PROBLEM TO SOLVE. Copy each line below in which the string "true" appears.

____

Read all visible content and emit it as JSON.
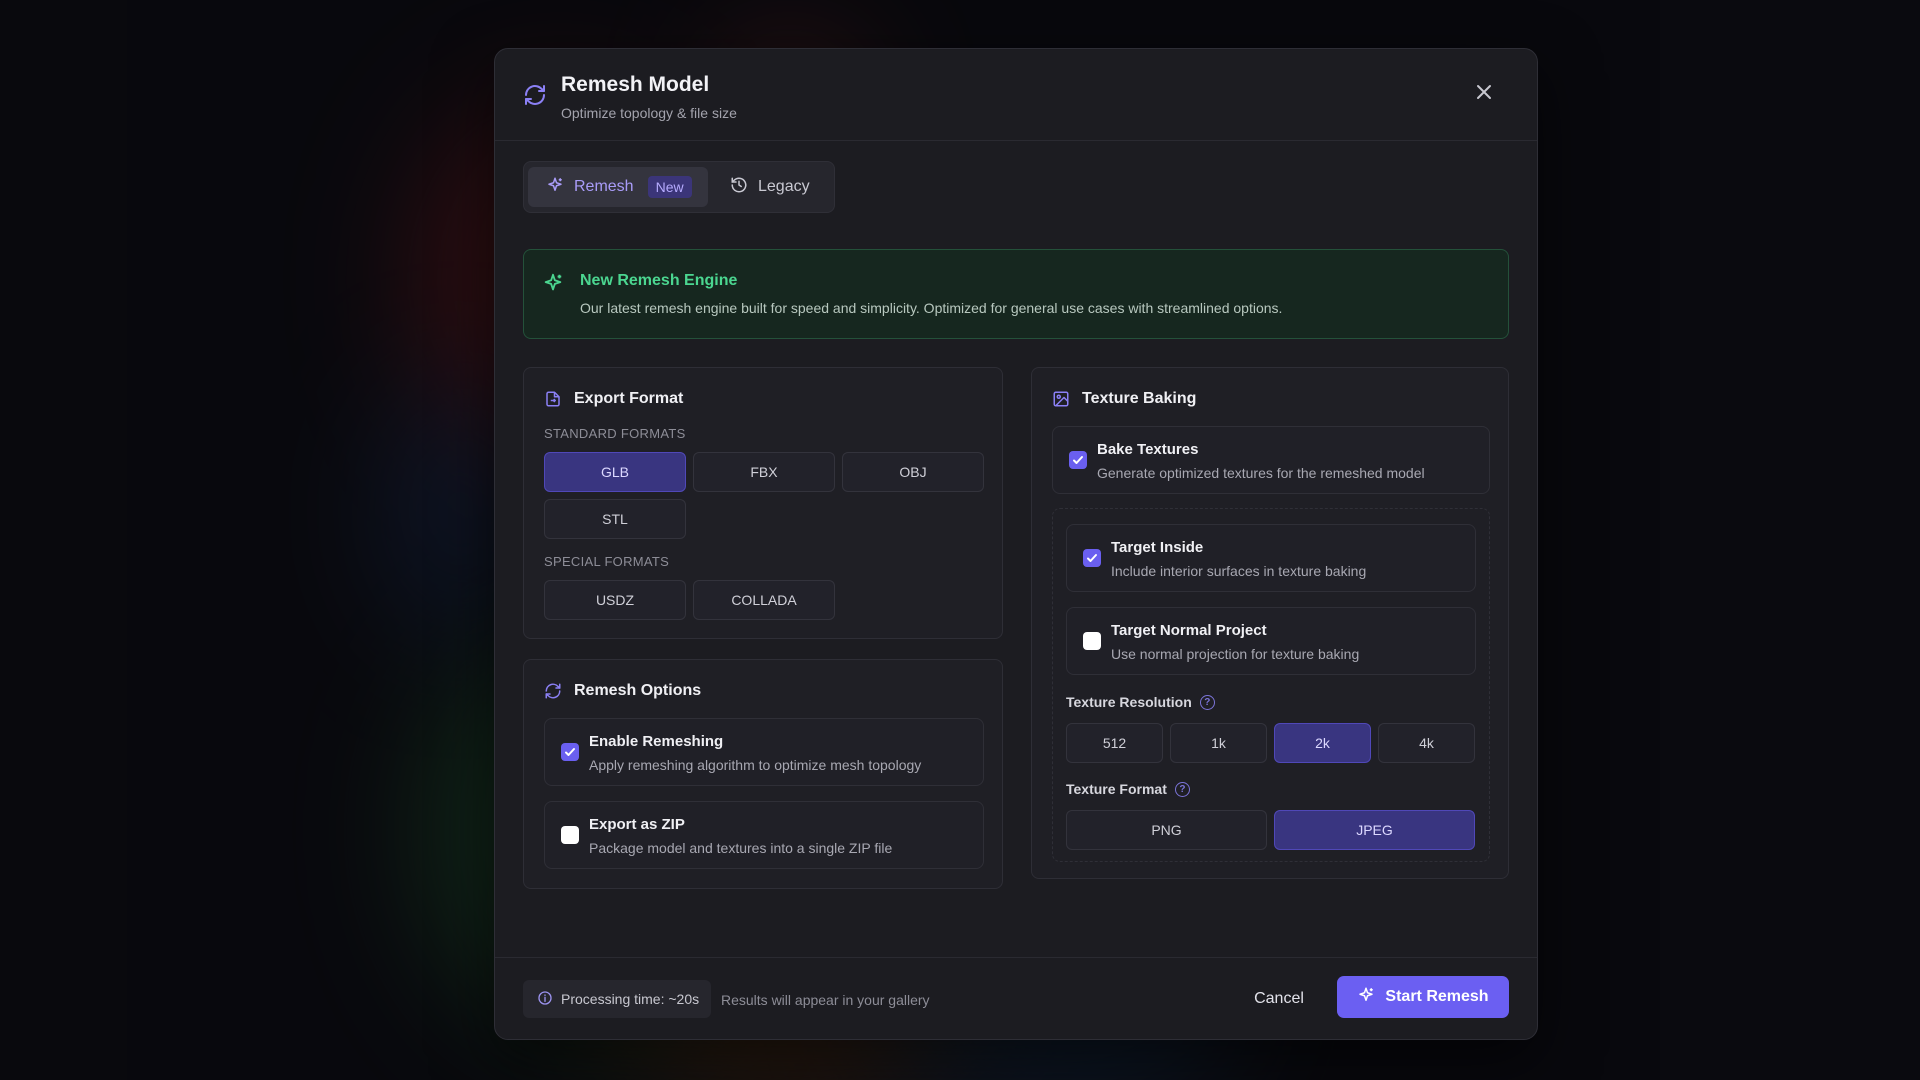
{
  "modal": {
    "title": "Remesh Model",
    "subtitle": "Optimize topology & file size"
  },
  "tabs": [
    {
      "label": "Remesh",
      "badge": "New",
      "selected": true
    },
    {
      "label": "Legacy",
      "selected": false
    }
  ],
  "banner": {
    "title": "New Remesh Engine",
    "text": "Our latest remesh engine built for speed and simplicity. Optimized for general use cases with streamlined options."
  },
  "export_format": {
    "title": "Export Format",
    "standard_label": "STANDARD FORMATS",
    "standard": [
      "GLB",
      "FBX",
      "OBJ",
      "STL"
    ],
    "special_label": "SPECIAL FORMATS",
    "special": [
      "USDZ",
      "COLLADA"
    ],
    "selected": "GLB"
  },
  "remesh_options": {
    "title": "Remesh Options",
    "options": [
      {
        "title": "Enable Remeshing",
        "desc": "Apply remeshing algorithm to optimize mesh topology",
        "checked": true
      },
      {
        "title": "Export as ZIP",
        "desc": "Package model and textures into a single ZIP file",
        "checked": false
      }
    ]
  },
  "texture_baking": {
    "title": "Texture Baking",
    "bake": {
      "title": "Bake Textures",
      "desc": "Generate optimized textures for the remeshed model",
      "checked": true
    },
    "target_inside": {
      "title": "Target Inside",
      "desc": "Include interior surfaces in texture baking",
      "checked": true
    },
    "target_normal": {
      "title": "Target Normal Project",
      "desc": "Use normal projection for texture baking",
      "checked": false
    },
    "resolution_label": "Texture Resolution",
    "resolutions": [
      "512",
      "1k",
      "2k",
      "4k"
    ],
    "resolution_selected": "2k",
    "format_label": "Texture Format",
    "formats": [
      "PNG",
      "JPEG"
    ],
    "format_selected": "JPEG"
  },
  "footer": {
    "processing": "Processing time: ~20s",
    "results": "Results will appear in your gallery",
    "cancel": "Cancel",
    "start": "Start Remesh"
  },
  "colors": {
    "accent": "#6b5ff2",
    "selected_bg": "#393580",
    "banner_green": "#4bd690"
  }
}
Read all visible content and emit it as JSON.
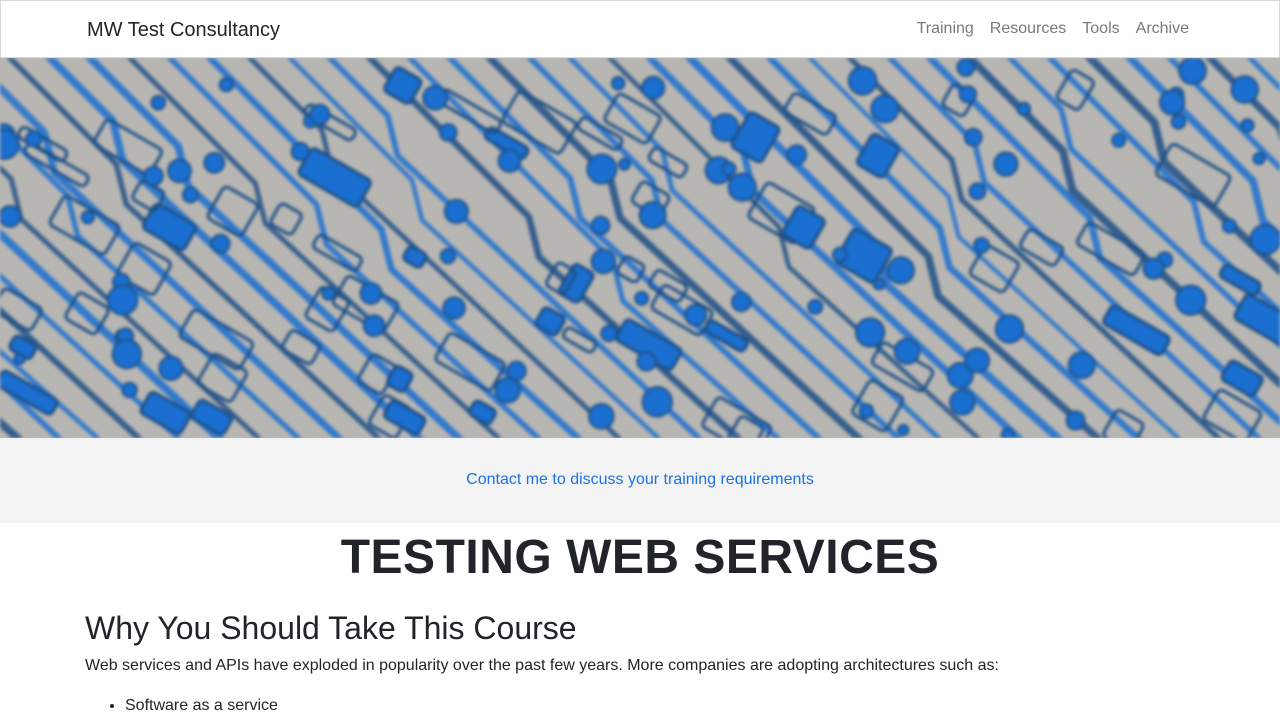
{
  "navbar": {
    "brand": "MW Test Consultancy",
    "links": [
      {
        "label": "Training"
      },
      {
        "label": "Resources"
      },
      {
        "label": "Tools"
      },
      {
        "label": "Archive"
      }
    ]
  },
  "contact": {
    "link_text": "Contact me to discuss your training requirements",
    "link_color": "#1a73e8"
  },
  "page": {
    "title": "TESTING WEB SERVICES",
    "section_heading": "Why You Should Take This Course",
    "intro_text": "Web services and APIs have exploded in popularity over the past few years. More companies are adopting architectures such as:",
    "bullets": [
      "Software as a service"
    ]
  },
  "colors": {
    "hero_blue": "#1a6fd0",
    "hero_dark": "#1d4f86",
    "hero_background": "#b8b6b2",
    "band_background": "#f3f3f3"
  }
}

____

RESPONSE TO THIS TASK.
      "selected": true
        "checked": true
      "checked": true
      "checked": true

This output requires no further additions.